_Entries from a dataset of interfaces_
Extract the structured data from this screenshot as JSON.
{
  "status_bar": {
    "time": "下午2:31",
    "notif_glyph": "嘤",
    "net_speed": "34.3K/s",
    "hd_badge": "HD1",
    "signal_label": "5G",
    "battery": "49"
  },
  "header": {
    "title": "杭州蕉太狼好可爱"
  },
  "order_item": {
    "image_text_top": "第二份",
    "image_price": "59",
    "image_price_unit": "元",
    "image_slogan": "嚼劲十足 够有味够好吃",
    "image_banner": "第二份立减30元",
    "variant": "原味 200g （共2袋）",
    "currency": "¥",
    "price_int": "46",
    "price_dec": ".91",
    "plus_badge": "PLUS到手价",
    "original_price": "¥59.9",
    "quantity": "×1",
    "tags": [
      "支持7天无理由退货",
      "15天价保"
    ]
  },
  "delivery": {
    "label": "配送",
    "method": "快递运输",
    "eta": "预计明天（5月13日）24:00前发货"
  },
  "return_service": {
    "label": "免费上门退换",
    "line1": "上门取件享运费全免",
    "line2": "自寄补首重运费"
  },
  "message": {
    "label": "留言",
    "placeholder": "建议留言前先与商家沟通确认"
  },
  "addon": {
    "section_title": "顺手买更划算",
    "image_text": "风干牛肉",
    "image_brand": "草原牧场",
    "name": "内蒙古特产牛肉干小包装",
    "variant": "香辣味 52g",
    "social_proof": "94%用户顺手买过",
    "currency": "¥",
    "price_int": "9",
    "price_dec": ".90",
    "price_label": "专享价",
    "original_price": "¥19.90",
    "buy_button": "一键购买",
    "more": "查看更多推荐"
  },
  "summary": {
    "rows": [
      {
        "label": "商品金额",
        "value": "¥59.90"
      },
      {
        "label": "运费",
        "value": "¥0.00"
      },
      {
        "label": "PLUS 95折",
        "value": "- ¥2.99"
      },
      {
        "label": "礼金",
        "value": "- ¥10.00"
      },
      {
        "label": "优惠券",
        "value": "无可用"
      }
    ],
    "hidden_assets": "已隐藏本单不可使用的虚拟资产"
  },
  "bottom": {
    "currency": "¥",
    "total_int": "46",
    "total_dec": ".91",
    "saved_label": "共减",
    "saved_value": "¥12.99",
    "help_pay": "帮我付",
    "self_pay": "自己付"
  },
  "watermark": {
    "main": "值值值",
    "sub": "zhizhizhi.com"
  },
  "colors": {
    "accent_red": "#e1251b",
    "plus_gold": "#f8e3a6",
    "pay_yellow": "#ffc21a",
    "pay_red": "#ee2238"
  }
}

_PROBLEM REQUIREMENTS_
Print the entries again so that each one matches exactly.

_ANSWER BOX_
Extract the structured data from this screenshot as JSON.
{
  "status_bar": {
    "time": "下午2:31",
    "notif_glyph": "嘤",
    "net_speed": "34.3K/s",
    "hd_badge": "HD1",
    "signal_label": "5G",
    "battery": "49"
  },
  "header": {
    "title": "杭州蕉太狼好可爱"
  },
  "order_item": {
    "image_text_top": "第二份",
    "image_price": "59",
    "image_price_unit": "元",
    "image_slogan": "嚼劲十足 够有味够好吃",
    "image_banner": "第二份立减30元",
    "variant": "原味 200g （共2袋）",
    "currency": "¥",
    "price_int": "46",
    "price_dec": ".91",
    "plus_badge": "PLUS到手价",
    "original_price": "¥59.9",
    "quantity": "×1",
    "tags": [
      "支持7天无理由退货",
      "15天价保"
    ]
  },
  "delivery": {
    "label": "配送",
    "method": "快递运输",
    "eta": "预计明天（5月13日）24:00前发货"
  },
  "return_service": {
    "label": "免费上门退换",
    "line1": "上门取件享运费全免",
    "line2": "自寄补首重运费"
  },
  "message": {
    "label": "留言",
    "placeholder": "建议留言前先与商家沟通确认"
  },
  "addon": {
    "section_title": "顺手买更划算",
    "image_text": "风干牛肉",
    "image_brand": "草原牧场",
    "name": "内蒙古特产牛肉干小包装",
    "variant": "香辣味 52g",
    "social_proof": "94%用户顺手买过",
    "currency": "¥",
    "price_int": "9",
    "price_dec": ".90",
    "price_label": "专享价",
    "original_price": "¥19.90",
    "buy_button": "一键购买",
    "more": "查看更多推荐"
  },
  "summary": {
    "rows": [
      {
        "label": "商品金额",
        "value": "¥59.90"
      },
      {
        "label": "运费",
        "value": "¥0.00"
      },
      {
        "label": "PLUS 95折",
        "value": "- ¥2.99"
      },
      {
        "label": "礼金",
        "value": "- ¥10.00"
      },
      {
        "label": "优惠券",
        "value": "无可用"
      }
    ],
    "hidden_assets": "已隐藏本单不可使用的虚拟资产"
  },
  "bottom": {
    "currency": "¥",
    "total_int": "46",
    "total_dec": ".91",
    "saved_label": "共减",
    "saved_value": "¥12.99",
    "help_pay": "帮我付",
    "self_pay": "自己付"
  },
  "watermark": {
    "main": "值值值",
    "sub": "zhizhizhi.com"
  },
  "colors": {
    "accent_red": "#e1251b",
    "plus_gold": "#f8e3a6",
    "pay_yellow": "#ffc21a",
    "pay_red": "#ee2238"
  }
}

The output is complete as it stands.